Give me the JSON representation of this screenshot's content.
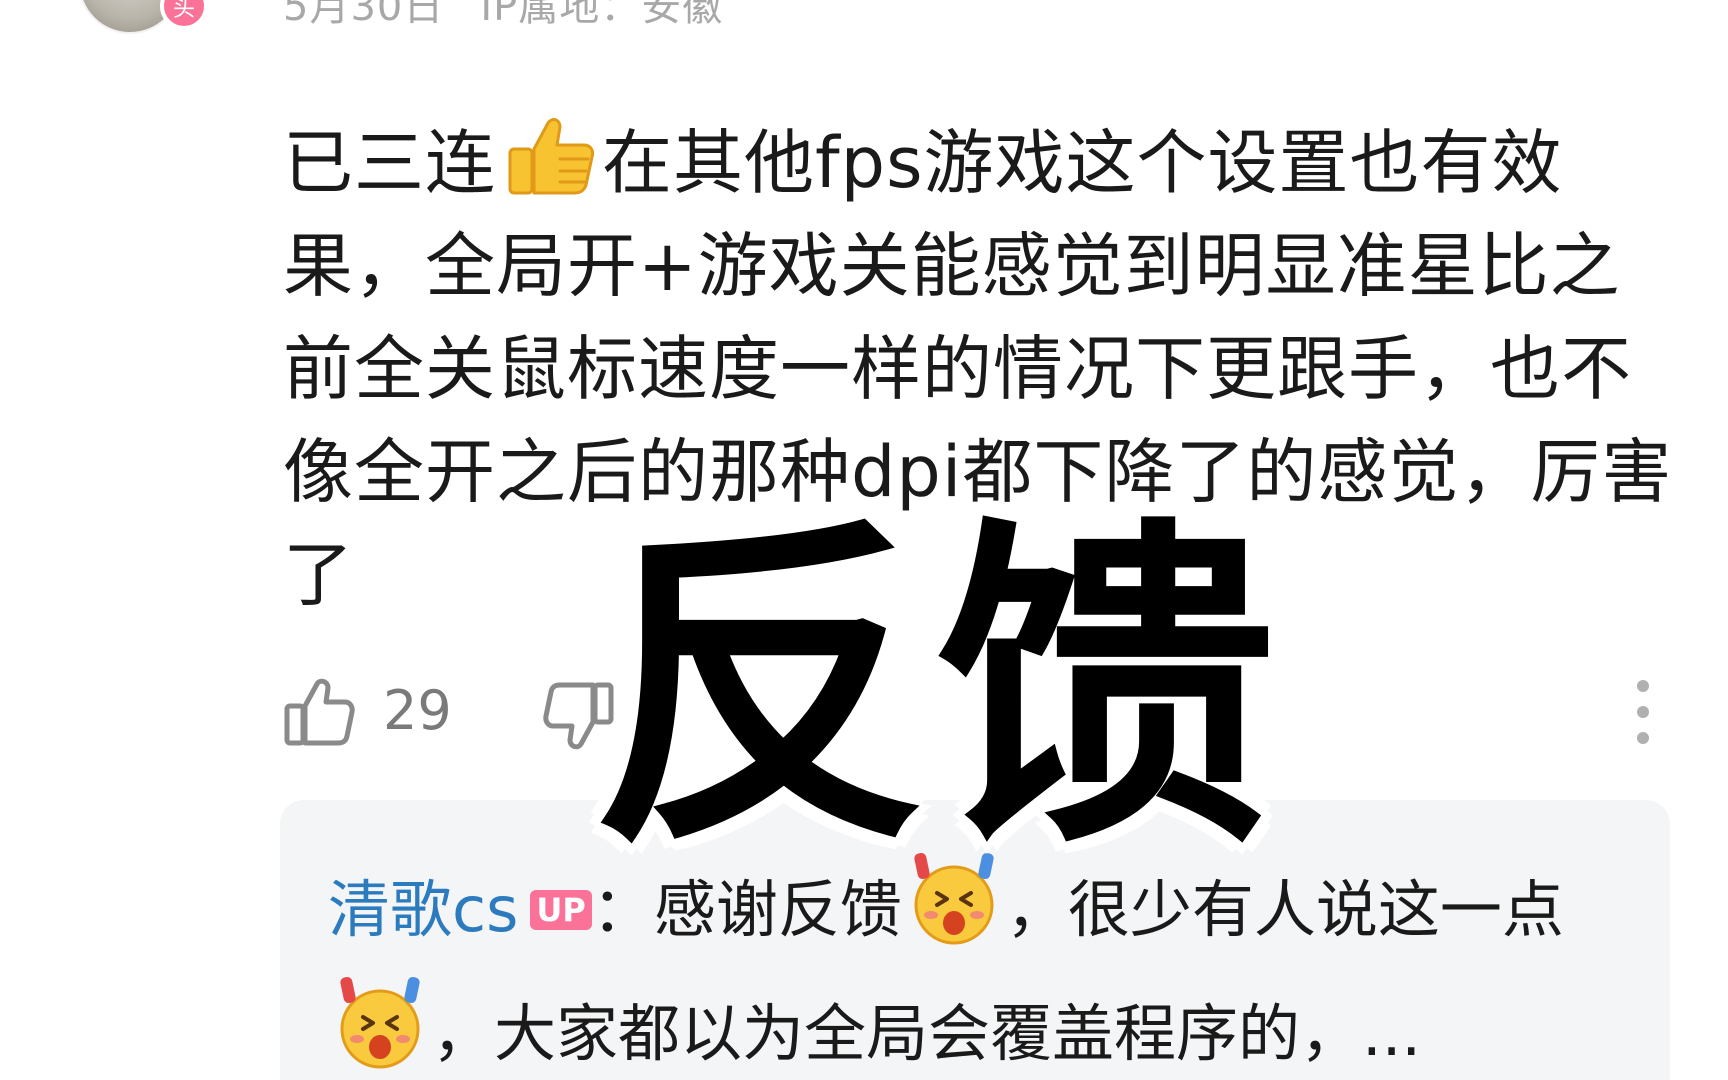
{
  "header": {
    "avatar_badge": "头",
    "date": "5月30日",
    "ip_location": "IP属地：安徽"
  },
  "comment": {
    "text_before_emoji": "已三连",
    "emoji": "thumbs-up",
    "text_after_emoji": "在其他fps游戏这个设置也有效果，全局开+游戏关能感觉到明显准星比之前全关鼠标速度一样的情况下更跟手，也不像全开之后的那种dpi都下降了的感觉，厉害了"
  },
  "actions": {
    "like_count": "29"
  },
  "reply": {
    "author": "清歌cs",
    "badge": "UP",
    "text_part1": "：感谢反馈",
    "text_part2": "，很少有人说这一点",
    "text_part3": "，大家都以为全局会覆盖程序的，..."
  },
  "overlay": {
    "caption": "反馈"
  },
  "colors": {
    "author_blue": "#2c7bbf",
    "badge_pink": "#fb7299",
    "meta_gray": "#a8a8a8",
    "reply_bg": "#f4f5f7"
  }
}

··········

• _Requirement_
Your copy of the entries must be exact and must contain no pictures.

• _Solution to the exercise_
Give me the JSON representation of this screenshot's content.
{
  "header": {
    "avatar_badge": "头",
    "date": "5月30日",
    "ip_location": "IP属地：安徽"
  },
  "comment": {
    "text_before_emoji": "已三连",
    "emoji": "thumbs-up",
    "text_after_emoji": "在其他fps游戏这个设置也有效果，全局开+游戏关能感觉到明显准星比之前全关鼠标速度一样的情况下更跟手，也不像全开之后的那种dpi都下降了的感觉，厉害了"
  },
  "actions": {
    "like_count": "29"
  },
  "reply": {
    "author": "清歌cs",
    "badge": "UP",
    "text_part1": "：感谢反馈",
    "text_part2": "，很少有人说这一点",
    "text_part3": "，大家都以为全局会覆盖程序的，..."
  },
  "overlay": {
    "caption": "反馈"
  },
  "colors": {
    "author_blue": "#2c7bbf",
    "badge_pink": "#fb7299",
    "meta_gray": "#a8a8a8",
    "reply_bg": "#f4f5f7"
  }
}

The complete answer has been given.